Obfuscated Files or Information: Steganography

Adversaries may use steganography techniques in order to prevent the detection of hidden information. Steganographic techniques can be used to hide data in digital media such as images, audio tracks, video clips, or text files.

Duqu was an early example of malware that used steganography. It encrypted the gathered information from a victim's system and hid it within an image before exfiltrating the image to a C2 server.[1]

By the end of 2017, a threat group used Invoke-PSImage to hide PowerShell commands in an image file (.png) and execute the code on a victim's system. In this particular case the PowerShell code downloaded another obfuscated script to gather intelligence from the victim's machine and communicate it back to the adversary.[2]

ID: T1027.003
Sub-technique of:  T1027
Tactic: Defense Evasion
Platforms: Linux, Windows, macOS
Data Sources: File: File Content
CAPEC ID: CAPEC-636
Version: 1.1
Created: 05 February 2020
Last Modified: 16 September 2020

Procedure Examples

ID Name Description
S0469 ABK

ABK can extract a malicious Portable Executable (PE) from a photo.[3]

G0067 APT37

APT37 uses steganography to send images to users that are embedded with shellcode.[4][5]

S0473 Avenger

Avenger can extract backdoor malware from downloaded images.[3]

S0470 BBK

BBK can extract a malicious Portable Executable (PE) from a photo.[3]

G0060 BRONZE BUTLER

BRONZE BUTLER has used steganography in multiple operations to conceal malicious payloads.[3]

S0471 build_downer

build_downer can extract malware from a downloaded JPEG.[3]

S0483 IcedID

IcedID has embedded binaries within RC4 encrypted .png files.[6]

G0069 MuddyWater

MuddyWater has stored obfuscated JavaScript code in an image file named temp.jpg.[7]

S0439 Okrum

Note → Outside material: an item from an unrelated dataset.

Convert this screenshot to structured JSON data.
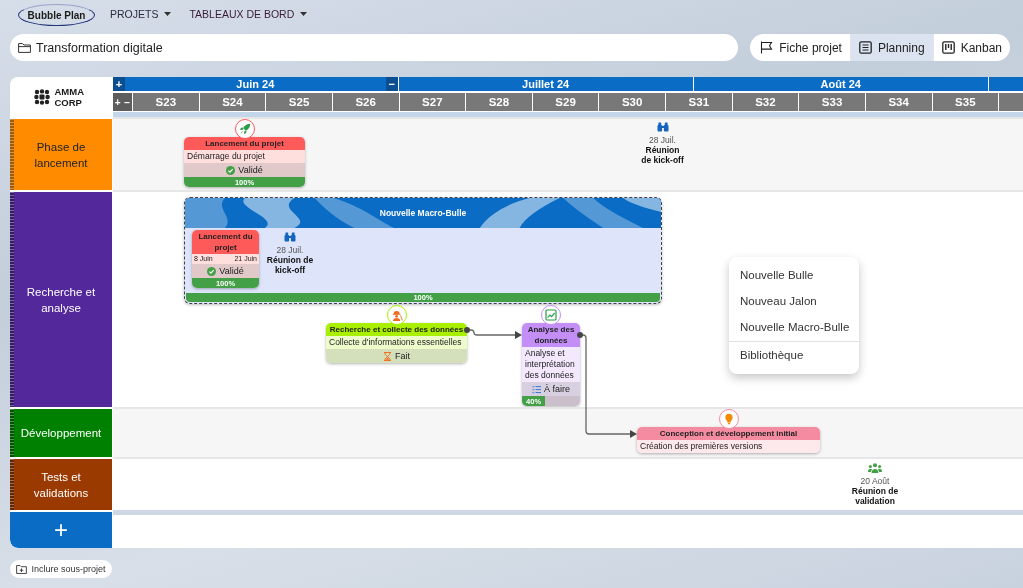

Okrum's payload is encrypted and embedded within its loader, or within a legitimate PNG file.[8]

S0518 PolyglotDuke

PolyglotDuke can use steganography to hide C2 information in images.[9]

S0139 PowerDuke

PowerDuke uses steganography to hide backdoors in PNG files, which are also encrypted using the Tiny Encryption Algorithm (TEA).[10]

S0565 Raindrop

Raindrop used steganography to locate the start of its encoded payload within legitimate 7-Zip code.[11]

S0458 Ramsay

Ramsay has PE data embedded within JPEG files contained within Word documents.[12]

S0495 RDAT

RDAT can also embed data within a BMP image prior to exfiltration.[13]

S0511 RegDuke

RegDuke can hide data in images, including use of the Least Significant Bit (LSB).[9]

G0127 TA551

TA551 has hidden encoded data for malware DLLs in a PNG.[14]

G0081 Tropic Trooper

Tropic Trooper has used JPG files with encrypted payloads to mask their backdoor routines and evade detection.[15]

Mitigations

This type of attack technique cannot be easily mitigated with preventive controls since it is based on the abuse of system features.

Detection

Detection of steganography is difficult unless artifacts are left behind by the obfuscation process that are detectable with a known signature. Look for strings are other signatures left in system artifacts related to decoding steganography.

References